▶ [GOAL OF THE EXERCISE]:
Each line of the listing that includes "title" should be reported.

▶ [PROVIDED RECORDS]:

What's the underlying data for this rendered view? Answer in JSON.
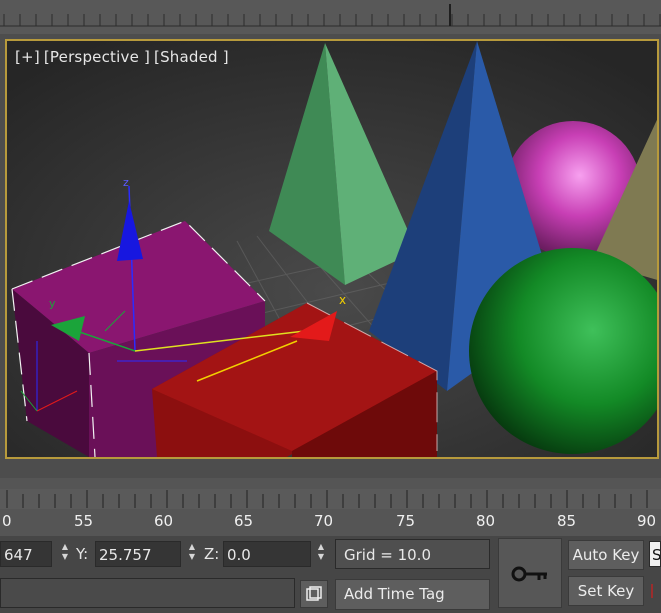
{
  "viewport": {
    "labels": [
      "[+]",
      "[Perspective ]",
      "[Shaded ]"
    ]
  },
  "timeline": {
    "ticks": [
      "0",
      "55",
      "60",
      "65",
      "70",
      "75",
      "80",
      "85",
      "90"
    ]
  },
  "coords": {
    "x_value": "647",
    "y_label": "Y:",
    "y_value": "25.757",
    "z_label": "Z:",
    "z_value": "0.0",
    "grid": "Grid = 10.0"
  },
  "buttons": {
    "add_time_tag": "Add Time Tag",
    "auto_key": "Auto Key",
    "set_key": "Set Key",
    "cut_text": "S"
  },
  "gizmo": {
    "x": "x",
    "y": "y",
    "z": "z"
  },
  "colors": {
    "viewport_border": "#b79a3c",
    "selected_box": "#8a1670",
    "red_box": "#8c0f0f"
  }
}
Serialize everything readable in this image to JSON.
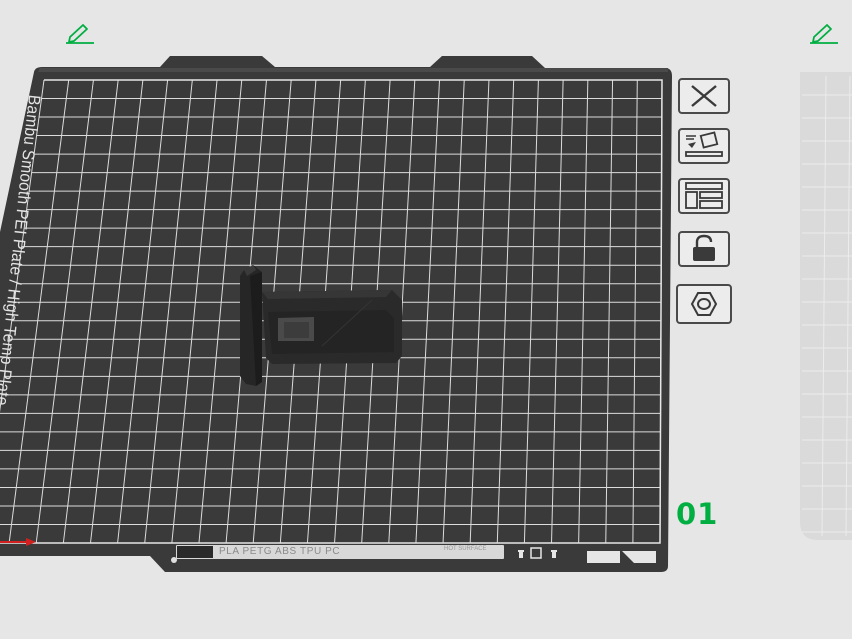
{
  "plate": {
    "name_label": "Bambu Smooth PEI Plate / High Temp Plate",
    "number": "01",
    "strip_text": "PLA  PETG  ABS  TPU  PC",
    "strip_hot": "HOT SURFACE"
  },
  "toolbar": {
    "icons": [
      "close-icon",
      "auto-orient-icon",
      "arrange-icon",
      "lock-icon",
      "plate-settings-icon"
    ]
  },
  "colors": {
    "background": "#e6e6e6",
    "plate": "#3b3b3b",
    "grid": "#d9d9d9",
    "accent": "#00ae42",
    "object": "#222222",
    "x_axis": "#d21f1f"
  }
}
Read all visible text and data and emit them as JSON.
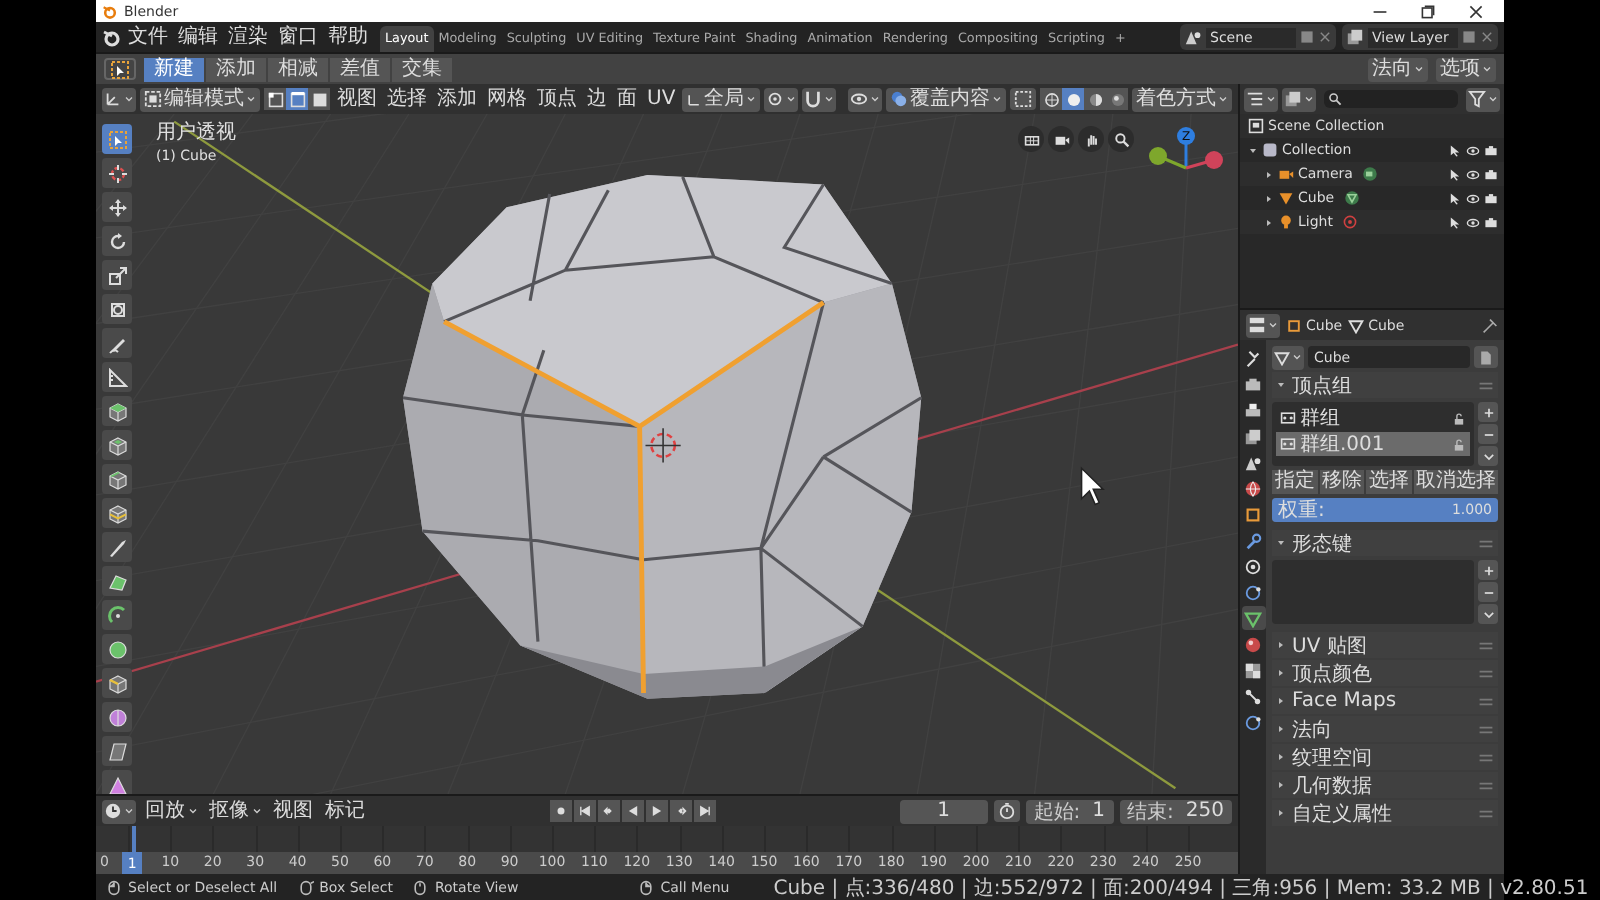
{
  "window": {
    "title": "Blender"
  },
  "menu": [
    "文件",
    "编辑",
    "渲染",
    "窗口",
    "帮助"
  ],
  "workspaces": [
    {
      "label": "Layout",
      "selected": true
    },
    {
      "label": "Modeling",
      "selected": false
    },
    {
      "label": "Sculpting",
      "selected": false
    },
    {
      "label": "UV Editing",
      "selected": false
    },
    {
      "label": "Texture Paint",
      "selected": false
    },
    {
      "label": "Shading",
      "selected": false
    },
    {
      "label": "Animation",
      "selected": false
    },
    {
      "label": "Rendering",
      "selected": false
    },
    {
      "label": "Compositing",
      "selected": false
    },
    {
      "label": "Scripting",
      "selected": false
    }
  ],
  "add_workspace": "+",
  "scene": {
    "value": "Scene"
  },
  "view_layer": {
    "value": "View Layer"
  },
  "tool_header": {
    "boolean_modes": [
      {
        "label": "新建",
        "selected": true
      },
      {
        "label": "添加",
        "selected": false
      },
      {
        "label": "相减",
        "selected": false
      },
      {
        "label": "差值",
        "selected": false
      },
      {
        "label": "交集",
        "selected": false
      }
    ],
    "dropdowns": [
      "法向",
      "选项"
    ]
  },
  "viewport_header": {
    "mode": "编辑模式",
    "select_modes": [
      {
        "kind": "vertex",
        "selected": false
      },
      {
        "kind": "edge",
        "selected": true
      },
      {
        "kind": "face",
        "selected": false
      }
    ],
    "menus": [
      "视图",
      "选择",
      "添加",
      "网格",
      "顶点",
      "边",
      "面",
      "UV"
    ],
    "orientation": "全局",
    "overlays": "覆盖内容",
    "shading_modes": [
      {
        "kind": "wireframe",
        "selected": false
      },
      {
        "kind": "solid",
        "selected": true
      },
      {
        "kind": "material",
        "selected": false
      },
      {
        "kind": "rendered",
        "selected": false
      }
    ],
    "shading": "着色方式"
  },
  "viewport": {
    "view_name": "用户透视",
    "object_label": "(1) Cube",
    "tools": [
      {
        "kind": "select",
        "selected": true
      },
      {
        "kind": "cursor",
        "selected": false
      },
      {
        "kind": "move",
        "selected": false
      },
      {
        "kind": "rotate",
        "selected": false
      },
      {
        "kind": "scale",
        "selected": false
      },
      {
        "kind": "transform",
        "selected": false
      },
      {
        "kind": "annotate",
        "selected": false
      },
      {
        "kind": "measure",
        "selected": false
      },
      {
        "kind": "extrude",
        "selected": false
      },
      {
        "kind": "inset",
        "selected": false
      },
      {
        "kind": "bevel",
        "selected": false
      },
      {
        "kind": "loopcut",
        "selected": false
      },
      {
        "kind": "knife",
        "selected": false
      },
      {
        "kind": "polybuild",
        "selected": false
      },
      {
        "kind": "spin",
        "selected": false
      },
      {
        "kind": "smooth",
        "selected": false
      },
      {
        "kind": "edgeslide",
        "selected": false
      },
      {
        "kind": "shrink",
        "selected": false
      },
      {
        "kind": "shear",
        "selected": false
      },
      {
        "kind": "rip",
        "selected": false
      }
    ],
    "gizmo": [
      {
        "label": "Z",
        "color": "#2e7ee0"
      },
      {
        "color": "#d0435a"
      },
      {
        "color": "#7ea72c"
      }
    ]
  },
  "outliner": {
    "root": "Scene Collection",
    "items": [
      {
        "label": "Collection",
        "kind": "collection",
        "expanded": true,
        "children": [
          {
            "label": "Camera",
            "kind": "camera",
            "expanded": false
          },
          {
            "label": "Cube",
            "kind": "mesh",
            "expanded": false
          },
          {
            "label": "Light",
            "kind": "light",
            "expanded": false
          }
        ]
      }
    ]
  },
  "properties": {
    "tabs": [
      {
        "kind": "tool",
        "selected": false
      },
      {
        "kind": "render",
        "selected": false
      },
      {
        "kind": "output",
        "selected": false
      },
      {
        "kind": "view_layer",
        "selected": false
      },
      {
        "kind": "scene",
        "selected": false
      },
      {
        "kind": "world",
        "selected": false
      },
      {
        "kind": "object",
        "selected": false
      },
      {
        "kind": "modifier",
        "selected": false
      },
      {
        "kind": "particles",
        "selected": false
      },
      {
        "kind": "physics",
        "selected": false
      },
      {
        "kind": "data",
        "selected": true
      },
      {
        "kind": "material",
        "selected": false
      },
      {
        "kind": "texture",
        "selected": false
      },
      {
        "kind": "constraint",
        "selected": false
      },
      {
        "kind": "physics",
        "selected": false
      }
    ],
    "object": "Cube",
    "mesh": "Cube",
    "data_name": "Cube",
    "panels": [
      {
        "kind": "vertex_groups",
        "title": "顶点组",
        "expanded": true,
        "items": [
          {
            "label": "群组",
            "selected": false
          },
          {
            "label": "群组.001",
            "selected": true
          }
        ],
        "buttons": [
          "指定",
          "移除",
          "选择",
          "取消选择"
        ],
        "weight": {
          "label": "权重:",
          "value": "1.000",
          "level": 1
        }
      },
      {
        "kind": "shape_keys",
        "title": "形态键",
        "expanded": true
      },
      {
        "title": "UV 贴图",
        "expanded": false
      },
      {
        "title": "顶点颜色",
        "expanded": false
      },
      {
        "title": "Face Maps",
        "expanded": false
      },
      {
        "title": "法向",
        "expanded": false
      },
      {
        "title": "纹理空间",
        "expanded": false
      },
      {
        "title": "几何数据",
        "expanded": false
      },
      {
        "title": "自定义属性",
        "expanded": false
      }
    ]
  },
  "timeline": {
    "menus": [
      {
        "label": "回放",
        "dropdown": true
      },
      {
        "label": "抠像",
        "dropdown": true
      },
      {
        "label": "视图",
        "dropdown": false
      },
      {
        "label": "标记",
        "dropdown": false
      }
    ],
    "current_frame": "1",
    "start": {
      "label": "起始:",
      "value": "1"
    },
    "end": {
      "label": "结束:",
      "value": "250"
    },
    "ruler": [
      "0",
      "10",
      "20",
      "30",
      "40",
      "50",
      "60",
      "70",
      "80",
      "90",
      "100",
      "110",
      "120",
      "130",
      "140",
      "150",
      "160",
      "170",
      "180",
      "190",
      "200",
      "210",
      "220",
      "230",
      "240",
      "250"
    ],
    "playhead": "1"
  },
  "status_bar": {
    "hints": [
      {
        "kind": "mouse_left",
        "label": "Select or Deselect All"
      },
      {
        "kind": "mouse_drag",
        "label": "Box Select"
      },
      {
        "kind": "mouse_middle",
        "label": "Rotate View"
      },
      {
        "kind": "mouse_right",
        "label": "Call Menu"
      }
    ],
    "stats": "Cube | 点:336/480 | 边:552/972 | 面:200/494 | 三角:956 | Mem: 33.2 MB | v2.80.51"
  }
}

▶ [THE COMPLETED TASK]:
    "title": "Blender"
        "title": "顶点组",
        "title": "形态键",
        "title": "UV 贴图",
        "title": "顶点颜色",
        "title": "Face Maps",
        "title": "法向",
        "title": "纹理空间",
        "title": "几何数据",
        "title": "自定义属性",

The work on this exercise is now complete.